The European Commission (EC) on Wednesday accused the European Parliament of delaying the approval of the proposal to force internet companies to quickly withdraw terrorist content, an initiative presented by Brussels in the autumn, trusting its adoption before the European elections. may.
"I find it difficult to understand the motivations of colleagues in the European Parliament (EP), who are seeking, it seems, to delay our legislative proposal on the regulation of terrorist content online," the European Security Commissioner said at a press conference. Julian King.
The commissioner referred to the broadcast "at brutal speed" of the videos of the terrorist attack last Friday in Christchurch (New Zealand) and the efforts of platforms such as Facebook and YouTube to eliminate those copies, which he considered to be the "enormous challenge" "to whom it is faced.
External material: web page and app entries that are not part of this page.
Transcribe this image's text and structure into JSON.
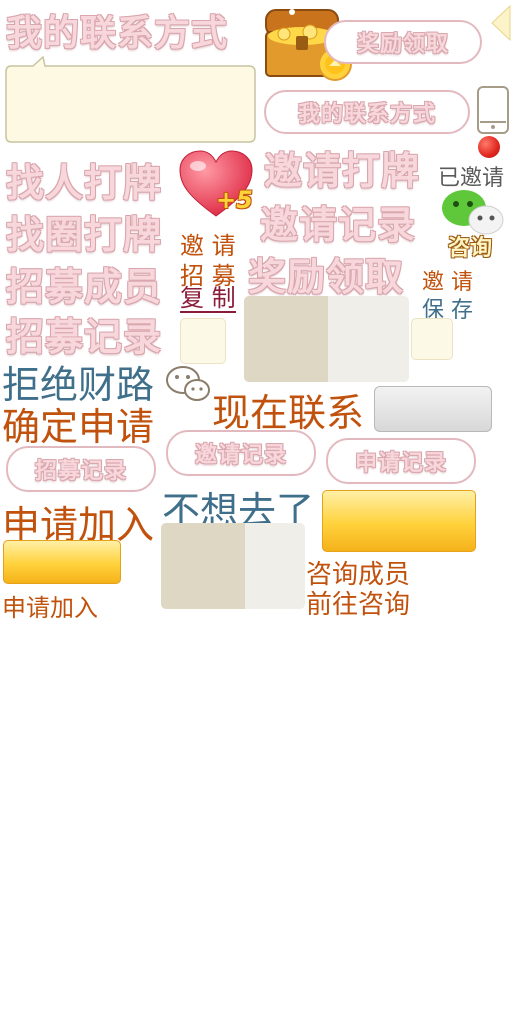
{
  "texts": {
    "my_contact": "我的联系方式",
    "find_people": "找人打牌",
    "find_circle": "找圈打牌",
    "recruit_member": "招募成员",
    "recruit_record": "招募记录",
    "invite_play": "邀请打牌",
    "invite_record": "邀请记录",
    "reward_claim": "奖励领取",
    "invited": "已邀请",
    "consult": "咨询",
    "plus5": "+5",
    "invite_recruit_copy": [
      "邀 请",
      "招 募",
      "复 制"
    ],
    "invite_save": [
      "邀 请",
      "保 存"
    ],
    "refuse_money": "拒绝财路",
    "confirm_apply": "确定申请",
    "contact_now": "现在联系",
    "apply_join_big": "申请加入",
    "dont_want": "不想去了",
    "apply_join_small": "申请加入",
    "consult_member": "咨询成员",
    "go_consult": "前往咨询"
  },
  "buttons": {
    "reward_claim": "奖励领取",
    "my_contact": "我的联系方式",
    "invite_record": "邀请记录",
    "apply_record": "申请记录",
    "recruit_record": "招募记录"
  },
  "colors": {
    "pink_text": "#f7d7db",
    "orange_text": "#c1520d",
    "blue_text": "#3f6f8a",
    "gold": "#ffd23c",
    "red_dot": "#e0271f",
    "wechat_green": "#5fc83a"
  }
}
"Therefore, permanent legal requirements to eliminate and prevent this type of material from being uploaded would help ensure that all platforms have the same objective and resources in place," said King, who along with the head of Immigration, Dimitris Avramópulos, and the European Commissioner for Digital Economy, Mariya Gabriel, today presented the latest advances in the creation of the so-called "Union of Security".
King considered that if you act immediately and all institutions commit to it, there is still time to reach an agreement on this legislation before the end of the mandate of the European Parliament.
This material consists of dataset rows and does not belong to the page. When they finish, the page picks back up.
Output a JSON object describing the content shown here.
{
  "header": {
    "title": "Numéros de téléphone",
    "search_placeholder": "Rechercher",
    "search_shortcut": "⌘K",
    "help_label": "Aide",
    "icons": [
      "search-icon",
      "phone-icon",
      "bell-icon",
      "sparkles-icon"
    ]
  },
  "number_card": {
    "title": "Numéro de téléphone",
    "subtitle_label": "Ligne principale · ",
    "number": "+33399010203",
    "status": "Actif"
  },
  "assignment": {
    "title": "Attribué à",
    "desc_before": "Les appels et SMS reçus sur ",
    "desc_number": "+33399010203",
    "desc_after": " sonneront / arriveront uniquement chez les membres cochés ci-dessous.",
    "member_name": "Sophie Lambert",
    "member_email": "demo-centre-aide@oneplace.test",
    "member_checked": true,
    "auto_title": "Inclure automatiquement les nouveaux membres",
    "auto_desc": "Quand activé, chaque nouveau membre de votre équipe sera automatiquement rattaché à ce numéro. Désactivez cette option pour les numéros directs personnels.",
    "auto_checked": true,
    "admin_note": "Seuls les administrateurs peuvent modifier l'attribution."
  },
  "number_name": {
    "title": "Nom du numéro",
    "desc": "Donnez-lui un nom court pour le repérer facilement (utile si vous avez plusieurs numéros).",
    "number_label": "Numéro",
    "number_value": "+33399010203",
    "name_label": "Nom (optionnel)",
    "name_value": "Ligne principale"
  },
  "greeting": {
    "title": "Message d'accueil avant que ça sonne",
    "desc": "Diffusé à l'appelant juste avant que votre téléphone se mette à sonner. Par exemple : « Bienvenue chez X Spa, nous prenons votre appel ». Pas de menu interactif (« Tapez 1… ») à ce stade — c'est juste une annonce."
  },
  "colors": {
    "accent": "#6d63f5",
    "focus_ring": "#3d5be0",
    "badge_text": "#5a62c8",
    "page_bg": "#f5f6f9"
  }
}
"Our message today to our friends in the European Parliament is that failure to do this only helps extremism," he added.
Last September, the EC proposed obliging companies to eliminate terrorist content online within one hour after receiving a withdrawal order issued by a police or judicial authority, as a measure to prevent its spread.
According to data published by the Community Executive last autumn, 33% of links to terrorist content is spread in one hour and 75% in four hours.
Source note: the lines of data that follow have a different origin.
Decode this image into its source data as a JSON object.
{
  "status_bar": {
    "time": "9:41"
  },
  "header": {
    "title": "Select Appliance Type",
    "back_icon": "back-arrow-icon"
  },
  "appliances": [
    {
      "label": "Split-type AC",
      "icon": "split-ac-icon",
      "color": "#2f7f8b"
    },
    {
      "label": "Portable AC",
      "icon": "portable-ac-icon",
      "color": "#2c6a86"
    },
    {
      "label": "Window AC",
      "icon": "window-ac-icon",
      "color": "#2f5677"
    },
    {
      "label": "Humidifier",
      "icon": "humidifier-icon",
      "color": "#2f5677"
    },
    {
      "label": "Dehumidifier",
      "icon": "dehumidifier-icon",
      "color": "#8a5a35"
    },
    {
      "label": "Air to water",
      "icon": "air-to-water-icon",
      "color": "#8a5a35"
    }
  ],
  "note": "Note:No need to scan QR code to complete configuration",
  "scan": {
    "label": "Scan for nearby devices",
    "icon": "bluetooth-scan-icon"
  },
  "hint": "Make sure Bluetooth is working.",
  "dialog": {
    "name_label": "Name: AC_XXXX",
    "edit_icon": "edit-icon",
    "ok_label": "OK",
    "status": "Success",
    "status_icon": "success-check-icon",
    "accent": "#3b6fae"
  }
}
Since 2016, the EC has identified more than 80,000 labels of videos or images with terrorist content, and more than 150 companies providing services with this type of content, according to Europol.
The commissioners valued that in recent years the European Union has made progress in 15 of the 22 proposals submitted by the Commission to progress in the "Union of Security", but warned that there is still work to be done.
They also mentioned the challenges in combating misinformation on the Internet, on the occasion of the publication of the latest report in that area, which analyzes the situation last February based on data provided by service providers.
Commissioner Gabriel recalled that a few months ago Google, Facebook and Twitter committed to follow a code of conduct to prevent the spread of misinformation.
The Commission acknowledged today progress in some areas, but said it expects more progress in others.